But money buys candidates’ time in front of their prospective voters. The more money, the bigger the audience.
Morris has a clear disadvantage in this area, said Marty Wiseman, executive director of Mississippi State University’s John C. Stennis Institute of Government.
“His weakness is obviously the weakness of the Democratic Party and their ability to raise money,” Wiseman said. “If Brad Morris had a strong party backing him and helping him raise money and putting boots on the ground, he would be a pretty serious threat.”
Mississippi Democratic Party Executive Director RIckey Cole disputed that view, saying Morris has enough funds to be competitive in the general election.
“They won’t be counting dollars on Nov. 6,” Cole said. “They’ll be counting votes.”
Campaign finance reports weren’t available on the FEC website for the three minor-party candidates running in the 1st Congressional District U.S. House race: Danny Bedwell of the Libertarian Party; Jimmie Ray Bourland of the Constitution Party and Chris Potts of the Reform Party.
Morris said he knew entering the race he would struggle to match his opponent’s funding levels.

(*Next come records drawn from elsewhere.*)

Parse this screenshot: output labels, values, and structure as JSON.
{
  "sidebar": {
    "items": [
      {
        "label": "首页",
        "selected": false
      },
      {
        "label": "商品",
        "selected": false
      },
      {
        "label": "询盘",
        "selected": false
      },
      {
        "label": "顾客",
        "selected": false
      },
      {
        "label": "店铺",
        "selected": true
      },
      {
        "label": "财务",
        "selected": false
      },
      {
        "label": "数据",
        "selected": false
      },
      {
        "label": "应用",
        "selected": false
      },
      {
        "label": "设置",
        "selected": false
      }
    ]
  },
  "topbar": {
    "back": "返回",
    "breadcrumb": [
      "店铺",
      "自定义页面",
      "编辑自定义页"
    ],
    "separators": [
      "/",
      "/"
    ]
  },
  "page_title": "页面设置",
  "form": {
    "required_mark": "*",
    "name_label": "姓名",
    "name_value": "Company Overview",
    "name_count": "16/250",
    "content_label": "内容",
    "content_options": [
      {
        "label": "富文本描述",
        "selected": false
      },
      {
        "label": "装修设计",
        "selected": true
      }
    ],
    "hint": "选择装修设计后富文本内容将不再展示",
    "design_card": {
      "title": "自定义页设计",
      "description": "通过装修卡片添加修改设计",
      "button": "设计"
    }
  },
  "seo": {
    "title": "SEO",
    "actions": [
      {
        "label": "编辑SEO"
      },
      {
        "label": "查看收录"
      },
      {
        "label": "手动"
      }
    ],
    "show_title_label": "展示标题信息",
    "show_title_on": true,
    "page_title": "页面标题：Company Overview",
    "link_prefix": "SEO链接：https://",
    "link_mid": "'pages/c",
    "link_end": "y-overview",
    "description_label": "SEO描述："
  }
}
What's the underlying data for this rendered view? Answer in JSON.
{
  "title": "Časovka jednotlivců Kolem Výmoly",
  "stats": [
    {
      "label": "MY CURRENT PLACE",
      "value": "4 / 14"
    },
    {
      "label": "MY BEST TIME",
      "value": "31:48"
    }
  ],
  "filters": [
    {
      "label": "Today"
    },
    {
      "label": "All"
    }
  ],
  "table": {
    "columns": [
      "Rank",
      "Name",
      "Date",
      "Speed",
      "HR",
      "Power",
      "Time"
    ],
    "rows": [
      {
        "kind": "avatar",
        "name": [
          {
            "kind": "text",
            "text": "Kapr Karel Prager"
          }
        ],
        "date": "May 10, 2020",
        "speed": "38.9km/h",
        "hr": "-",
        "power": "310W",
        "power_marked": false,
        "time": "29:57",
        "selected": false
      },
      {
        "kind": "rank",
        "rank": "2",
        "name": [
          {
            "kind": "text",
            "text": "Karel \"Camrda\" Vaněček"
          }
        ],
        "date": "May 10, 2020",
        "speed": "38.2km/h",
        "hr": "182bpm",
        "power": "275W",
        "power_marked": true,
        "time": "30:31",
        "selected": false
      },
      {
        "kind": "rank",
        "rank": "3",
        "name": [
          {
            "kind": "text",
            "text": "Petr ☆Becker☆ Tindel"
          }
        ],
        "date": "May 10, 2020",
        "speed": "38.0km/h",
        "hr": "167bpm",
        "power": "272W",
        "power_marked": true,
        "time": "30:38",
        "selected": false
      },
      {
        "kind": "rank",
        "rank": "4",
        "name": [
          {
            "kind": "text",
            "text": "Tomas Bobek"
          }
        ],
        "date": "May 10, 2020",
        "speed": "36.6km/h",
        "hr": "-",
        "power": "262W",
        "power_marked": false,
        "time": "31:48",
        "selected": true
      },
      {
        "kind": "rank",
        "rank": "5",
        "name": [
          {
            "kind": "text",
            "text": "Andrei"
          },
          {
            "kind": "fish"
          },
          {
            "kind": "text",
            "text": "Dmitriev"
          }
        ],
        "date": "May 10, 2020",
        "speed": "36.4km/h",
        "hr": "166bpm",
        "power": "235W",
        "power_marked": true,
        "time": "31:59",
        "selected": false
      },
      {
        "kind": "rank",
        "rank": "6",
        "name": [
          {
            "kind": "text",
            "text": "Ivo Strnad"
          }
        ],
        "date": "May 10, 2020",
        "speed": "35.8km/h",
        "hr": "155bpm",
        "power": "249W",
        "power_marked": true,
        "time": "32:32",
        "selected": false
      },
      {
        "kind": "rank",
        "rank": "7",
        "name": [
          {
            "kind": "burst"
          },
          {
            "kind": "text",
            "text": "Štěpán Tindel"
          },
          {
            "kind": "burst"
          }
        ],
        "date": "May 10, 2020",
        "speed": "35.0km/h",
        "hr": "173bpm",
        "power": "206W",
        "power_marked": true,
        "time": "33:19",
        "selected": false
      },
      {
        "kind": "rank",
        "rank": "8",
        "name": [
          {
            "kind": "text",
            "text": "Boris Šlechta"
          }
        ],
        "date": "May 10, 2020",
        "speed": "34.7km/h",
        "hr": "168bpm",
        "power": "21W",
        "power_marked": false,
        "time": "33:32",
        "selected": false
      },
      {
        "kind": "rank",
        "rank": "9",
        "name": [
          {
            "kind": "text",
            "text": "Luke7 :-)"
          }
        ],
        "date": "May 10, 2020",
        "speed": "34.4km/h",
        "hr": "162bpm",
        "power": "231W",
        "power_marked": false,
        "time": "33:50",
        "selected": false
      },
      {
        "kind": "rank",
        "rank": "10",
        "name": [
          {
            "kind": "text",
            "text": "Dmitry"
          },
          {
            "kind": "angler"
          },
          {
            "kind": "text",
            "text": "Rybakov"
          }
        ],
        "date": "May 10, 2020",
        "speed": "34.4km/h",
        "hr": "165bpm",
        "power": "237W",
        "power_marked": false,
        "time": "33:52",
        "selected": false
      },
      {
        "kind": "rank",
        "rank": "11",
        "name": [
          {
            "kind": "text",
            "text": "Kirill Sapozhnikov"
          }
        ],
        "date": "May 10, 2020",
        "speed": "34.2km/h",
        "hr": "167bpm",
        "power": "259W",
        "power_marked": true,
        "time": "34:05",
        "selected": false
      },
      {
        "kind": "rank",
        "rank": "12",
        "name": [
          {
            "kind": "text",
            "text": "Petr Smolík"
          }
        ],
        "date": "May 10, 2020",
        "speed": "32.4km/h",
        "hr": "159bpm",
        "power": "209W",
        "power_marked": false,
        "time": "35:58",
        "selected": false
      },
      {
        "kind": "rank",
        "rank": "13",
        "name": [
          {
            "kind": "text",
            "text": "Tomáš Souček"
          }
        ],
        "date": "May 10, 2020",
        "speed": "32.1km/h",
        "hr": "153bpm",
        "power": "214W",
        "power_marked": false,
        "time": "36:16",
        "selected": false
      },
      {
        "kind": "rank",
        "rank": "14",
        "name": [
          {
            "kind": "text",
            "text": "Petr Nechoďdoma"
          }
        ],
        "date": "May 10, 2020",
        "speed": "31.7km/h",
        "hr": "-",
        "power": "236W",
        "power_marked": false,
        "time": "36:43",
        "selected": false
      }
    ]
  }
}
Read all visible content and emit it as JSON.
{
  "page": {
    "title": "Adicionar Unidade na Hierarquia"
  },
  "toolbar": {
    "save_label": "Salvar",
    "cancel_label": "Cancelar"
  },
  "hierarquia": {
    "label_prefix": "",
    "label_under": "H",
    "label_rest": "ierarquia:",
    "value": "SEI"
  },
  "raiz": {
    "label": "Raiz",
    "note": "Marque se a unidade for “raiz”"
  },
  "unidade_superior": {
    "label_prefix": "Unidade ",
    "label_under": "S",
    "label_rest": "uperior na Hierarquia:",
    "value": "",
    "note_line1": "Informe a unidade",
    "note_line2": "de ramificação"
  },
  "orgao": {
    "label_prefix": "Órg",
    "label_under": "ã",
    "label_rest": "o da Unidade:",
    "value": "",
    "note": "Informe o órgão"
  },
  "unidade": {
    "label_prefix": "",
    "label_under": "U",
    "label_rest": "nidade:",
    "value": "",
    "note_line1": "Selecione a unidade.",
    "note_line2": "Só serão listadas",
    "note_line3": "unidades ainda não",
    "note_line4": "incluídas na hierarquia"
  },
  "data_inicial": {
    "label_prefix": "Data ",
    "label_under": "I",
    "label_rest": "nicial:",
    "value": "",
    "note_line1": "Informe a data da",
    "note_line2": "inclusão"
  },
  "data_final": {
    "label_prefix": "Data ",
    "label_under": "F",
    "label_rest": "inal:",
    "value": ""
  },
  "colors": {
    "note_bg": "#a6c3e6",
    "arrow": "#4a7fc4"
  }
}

To compensate, he’s driving the district to personally deliver his message to as many voters as he can.
The Democrat also has failed to reach the funding levels of his former boss, then-U.S. Rep. Travis Childers.
Childers, for whom Morris was chief of staff and campaign manager, had raised nearly eight times as much at this point in his successful 2008 campaign and 22 times as much in his failed 2010 bid.
Childers lost to Nunnelee, who had nearly matched his war chest that year even though it was his first run for congressional office.
Now an incumbent, Nunnelee has raised even more, though he’s still about $25,000 shy of Childers’ fundraising efforts at this point two years ago.
Thirty-eight percent of the Republican’s contributions in the third quarter came from political action committees, including those established by Halliburton, Mississippi Power Co. and Wendy’s.
The rest came from individual donors, most of them Mississippi residents.
Morris got 17 percent of his contributions in the third quarter from PACs versus 83 percent from individuals.
The top contribution received by each candidate was $5,000.